PROBLEM TO SOLVE:
All of the records should be restated word for word.

DATA TO PROCESS:
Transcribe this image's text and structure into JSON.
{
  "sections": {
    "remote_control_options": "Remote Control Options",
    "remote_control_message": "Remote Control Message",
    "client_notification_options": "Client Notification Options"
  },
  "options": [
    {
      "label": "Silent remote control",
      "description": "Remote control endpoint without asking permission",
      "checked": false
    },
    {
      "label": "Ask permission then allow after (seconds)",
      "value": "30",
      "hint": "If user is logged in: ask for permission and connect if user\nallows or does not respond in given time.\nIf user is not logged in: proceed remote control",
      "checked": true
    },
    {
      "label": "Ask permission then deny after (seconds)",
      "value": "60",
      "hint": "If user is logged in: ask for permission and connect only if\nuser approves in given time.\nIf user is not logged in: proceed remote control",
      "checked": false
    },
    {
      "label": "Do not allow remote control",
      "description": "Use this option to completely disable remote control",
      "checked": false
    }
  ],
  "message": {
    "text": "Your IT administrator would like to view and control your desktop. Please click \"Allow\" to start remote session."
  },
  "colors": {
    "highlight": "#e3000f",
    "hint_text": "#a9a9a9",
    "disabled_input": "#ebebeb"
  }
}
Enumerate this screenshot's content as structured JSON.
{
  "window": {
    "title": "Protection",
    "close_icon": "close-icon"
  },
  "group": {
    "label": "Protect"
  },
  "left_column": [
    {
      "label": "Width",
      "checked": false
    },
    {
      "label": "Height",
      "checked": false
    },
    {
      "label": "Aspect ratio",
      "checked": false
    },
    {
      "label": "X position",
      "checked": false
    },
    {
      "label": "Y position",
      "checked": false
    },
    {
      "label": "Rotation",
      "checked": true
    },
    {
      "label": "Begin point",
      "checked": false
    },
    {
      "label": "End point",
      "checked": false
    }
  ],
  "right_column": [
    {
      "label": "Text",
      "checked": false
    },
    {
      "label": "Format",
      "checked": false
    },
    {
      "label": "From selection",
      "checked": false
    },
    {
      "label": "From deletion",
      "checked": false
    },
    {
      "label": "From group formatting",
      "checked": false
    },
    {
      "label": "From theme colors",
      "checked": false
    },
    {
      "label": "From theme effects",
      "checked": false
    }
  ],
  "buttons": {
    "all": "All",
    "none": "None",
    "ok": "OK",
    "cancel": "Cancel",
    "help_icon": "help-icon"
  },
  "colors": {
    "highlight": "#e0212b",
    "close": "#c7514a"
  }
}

RESULT:
Transcribe this image's text and structure into JSON.
{
  "sections": {
    "remote_control_options": "Remote Control Options",
    "remote_control_message": "Remote Control Message",
    "client_notification_options": "Client Notification Options"
  },
  "options": [
    {
      "label": "Silent remote control",
      "description": "Remote control endpoint without asking permission",
      "checked": false
    },
    {
      "label": "Ask permission then allow after (seconds)",
      "value": "30",
      "hint": "If user is logged in: ask for permission and connect if user\nallows or does not respond in given time.\nIf user is not logged in: proceed remote control",
      "checked": true
    },
    {
      "label": "Ask permission then deny after (seconds)",
      "value": "60",
      "hint": "If user is logged in: ask for permission and connect only if\nuser approves in given time.\nIf user is not logged in: proceed remote control",
      "checked": false
    },
    {
      "label": "Do not allow remote control",
      "description": "Use this option to completely disable remote control",
      "checked": false
    }
  ],
  "message": {
    "text": "Your IT administrator would like to view and control your desktop. Please click \"Allow\" to start remote session."
  },
  "colors": {
    "highlight": "#e3000f",
    "hint_text": "#a9a9a9",
    "disabled_input": "#ebebeb"
  }
}
Enumerate this screenshot's content as structured JSON.
{
  "window": {
    "title": "Protection",
    "close_icon": "close-icon"
  },
  "group": {
    "label": "Protect"
  },
  "left_column": [
    {
      "label": "Width",
      "checked": false
    },
    {
      "label": "Height",
      "checked": false
    },
    {
      "label": "Aspect ratio",
      "checked": false
    },
    {
      "label": "X position",
      "checked": false
    },
    {
      "label": "Y position",
      "checked": false
    },
    {
      "label": "Rotation",
      "checked": true
    },
    {
      "label": "Begin point",
      "checked": false
    },
    {
      "label": "End point",
      "checked": false
    }
  ],
  "right_column": [
    {
      "label": "Text",
      "checked": false
    },
    {
      "label": "Format",
      "checked": false
    },
    {
      "label": "From selection",
      "checked": false
    },
    {
      "label": "From deletion",
      "checked": false
    },
    {
      "label": "From group formatting",
      "checked": false
    },
    {
      "label": "From theme colors",
      "checked": false
    },
    {
      "label": "From theme effects",
      "checked": false
    }
  ],
  "buttons": {
    "all": "All",
    "none": "None",
    "ok": "OK",
    "cancel": "Cancel",
    "help_icon": "help-icon"
  },
  "colors": {
    "highlight": "#e0212b",
    "close": "#c7514a"
  }
}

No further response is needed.